Daily average intake of alcohol during pregnancy has consistently been associated with short term adverse outcomes such as miscarriage, preterm birth and intrauterine growth restriction, a large variety of malformations, as well as long term adverse outcomes such as foetal alcohol syndrome, mental retardation and general impairment of cognitive functions including intelligence, attention, learning abilities as well as social and behavioural functions. Weekly average consumption and alcohol binge drinking (usually defined as ≥ 5 drinks on a single occasion) independently of high daily average intake has not been consistently associated with short and long term adverse outcomes. Health authorities in most countries recommend that pregnant women completely abstain from alcohol. Even so, many health professionals including doctors, midwives and nurses do not provide information to pregnant women in accordance with the official recommendations, although a large proportion of women of child bearing age and pregnant women drink alcohol, especially before recognition of pregnancy. The discrepancy between guidelines and the information practice of health personnel is likely to continue to exist because guidelines of abstinence are not clearly evidence-based and not in line with current focus on autonomy and informed choice for patients, and because guidelines do not consider the everyday clinical communication situation.
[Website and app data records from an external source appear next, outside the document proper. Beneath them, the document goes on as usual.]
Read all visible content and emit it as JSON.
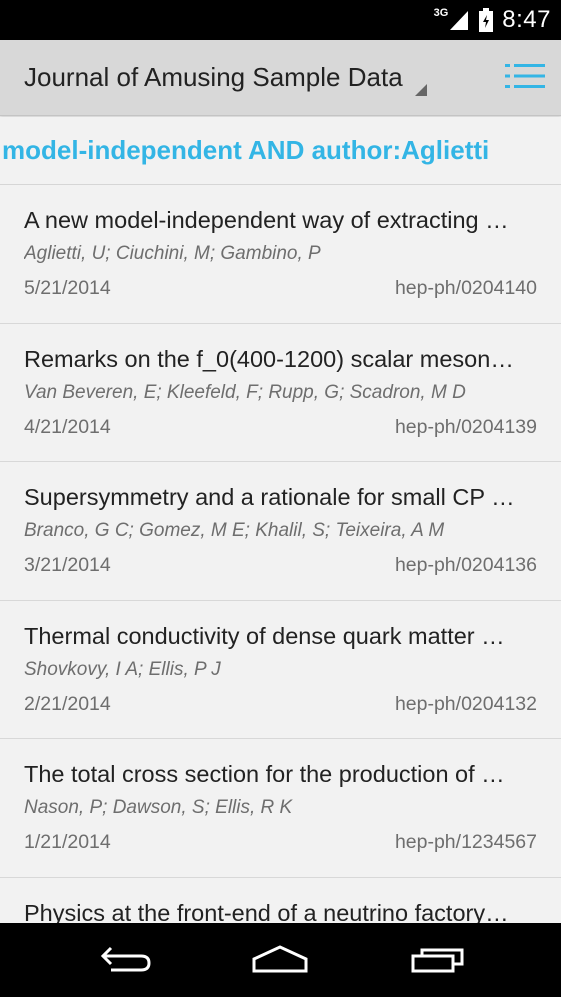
{
  "status_bar": {
    "network_type": "3G",
    "time": "8:47",
    "icons": [
      "signal-icon",
      "battery-icon"
    ]
  },
  "action_bar": {
    "title": "Journal of Amusing Sample Data",
    "menu_icon": "list-menu-icon",
    "accent_color": "#33b5e5"
  },
  "search": {
    "query": "model-independent AND author:Aglietti"
  },
  "results": [
    {
      "title": "A new model-independent way of extracting …",
      "authors": "Aglietti, U; Ciuchini, M; Gambino, P",
      "date": "5/21/2014",
      "id": "hep-ph/0204140"
    },
    {
      "title": "Remarks on the f_0(400-1200) scalar meson…",
      "authors": "Van Beveren, E; Kleefeld, F; Rupp, G; Scadron, M D",
      "date": "4/21/2014",
      "id": "hep-ph/0204139"
    },
    {
      "title": "Supersymmetry and a rationale for small CP …",
      "authors": "Branco, G C; Gomez, M E; Khalil, S; Teixeira, A M",
      "date": "3/21/2014",
      "id": "hep-ph/0204136"
    },
    {
      "title": "Thermal conductivity of dense quark matter …",
      "authors": "Shovkovy, I A; Ellis, P J",
      "date": "2/21/2014",
      "id": "hep-ph/0204132"
    },
    {
      "title": "The total cross section for the production of …",
      "authors": "Nason, P; Dawson, S; Ellis, R K",
      "date": "1/21/2014",
      "id": "hep-ph/1234567"
    },
    {
      "title": "Physics at the front-end of a neutrino factory…",
      "authors": "",
      "date": "",
      "id": ""
    }
  ],
  "nav_bar": {
    "icons": [
      "back-icon",
      "home-icon",
      "recents-icon"
    ]
  }
}
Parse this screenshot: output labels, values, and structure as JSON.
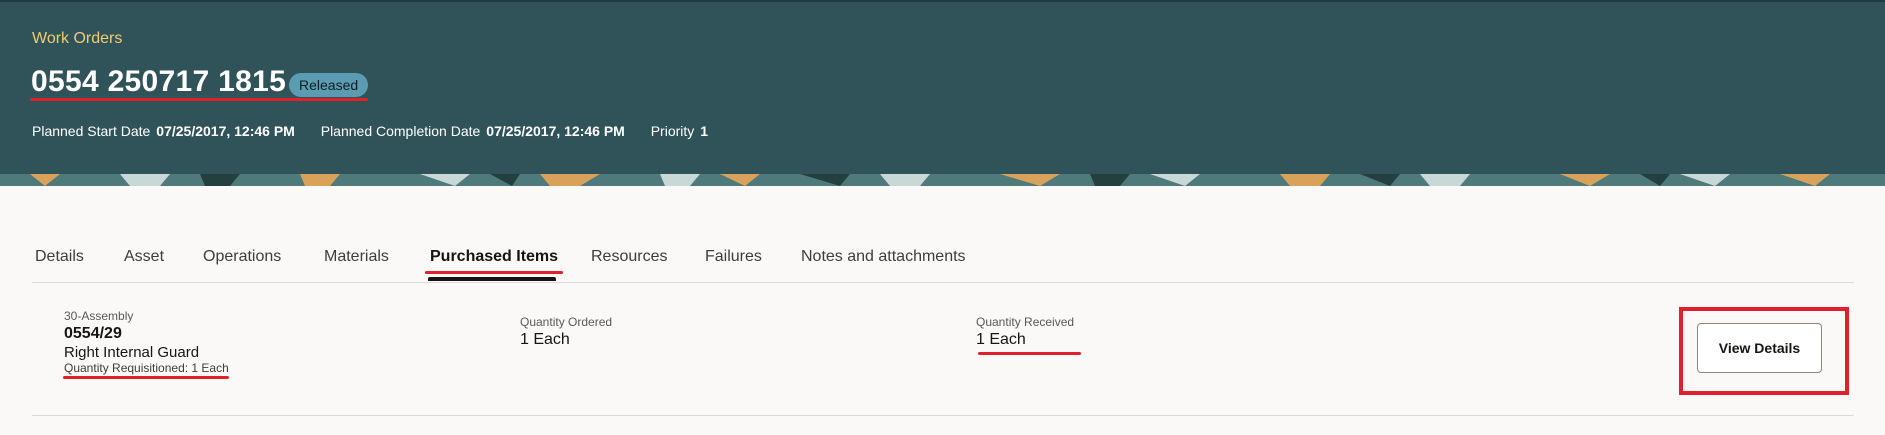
{
  "header": {
    "breadcrumb": "Work Orders",
    "title": "0554 250717 1815",
    "status": "Released",
    "planned_start_label": "Planned Start Date",
    "planned_start_value": "07/25/2017, 12:46 PM",
    "planned_completion_label": "Planned Completion Date",
    "planned_completion_value": "07/25/2017, 12:46 PM",
    "priority_label": "Priority",
    "priority_value": "1"
  },
  "tabs": [
    {
      "label": "Details"
    },
    {
      "label": "Asset"
    },
    {
      "label": "Operations"
    },
    {
      "label": "Materials"
    },
    {
      "label": "Purchased Items",
      "active": true
    },
    {
      "label": "Resources"
    },
    {
      "label": "Failures"
    },
    {
      "label": "Notes and attachments"
    }
  ],
  "purchased_item": {
    "operation": "30-Assembly",
    "item_number": "0554/29",
    "description": "Right Internal Guard",
    "quantity_requisitioned": "Quantity Requisitioned: 1 Each",
    "quantity_ordered_label": "Quantity Ordered",
    "quantity_ordered_value": "1 Each",
    "quantity_received_label": "Quantity Received",
    "quantity_received_value": "1 Each",
    "view_details_label": "View Details"
  },
  "colors": {
    "header_bg": "#30535a",
    "breadcrumb": "#f0cc71",
    "status_badge": "#5b9cb2",
    "annotation_red": "#e0202a"
  }
}
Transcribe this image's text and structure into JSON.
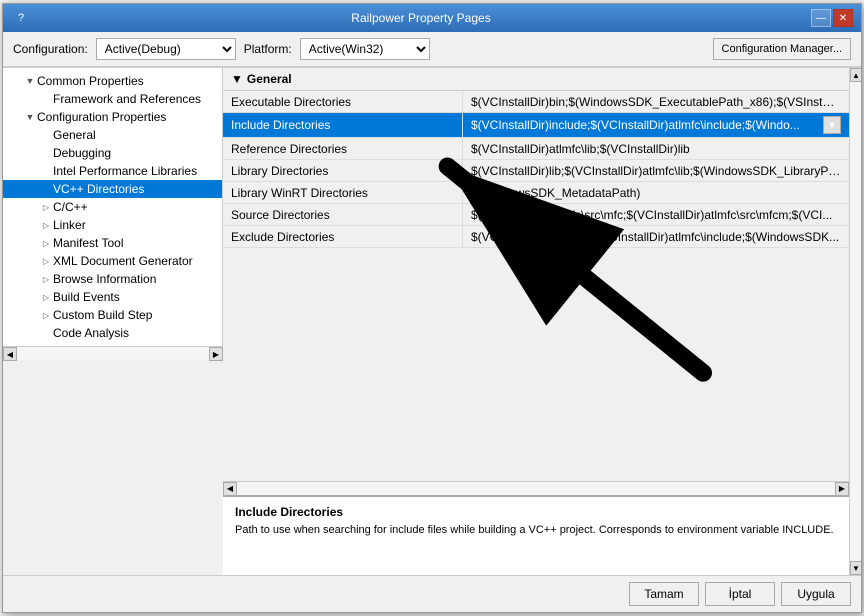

Keywords: Alcohol, Binge drinking, Pregnancy, Adverse pregnancy outcomes, Neuropsychological development

Core tip: Daily average consumption of alcohol during pregnancy has been systematically associated with short and long-term adverse outcomes, while lower weekly average consumption and alcohol binge drinking independently of high daily average intake has not. Health authorities in most countries recommend that pregnant women abstain from alcohol. Even so, many health professionals do not provide information to pregnant women in accordance with the official recommendations. The discrepancy between guidelines and the information practice of health personnel is likely to continue, because guidelines of abstinence are not clearly evidence-based and not in line with current focus on patient autonomy.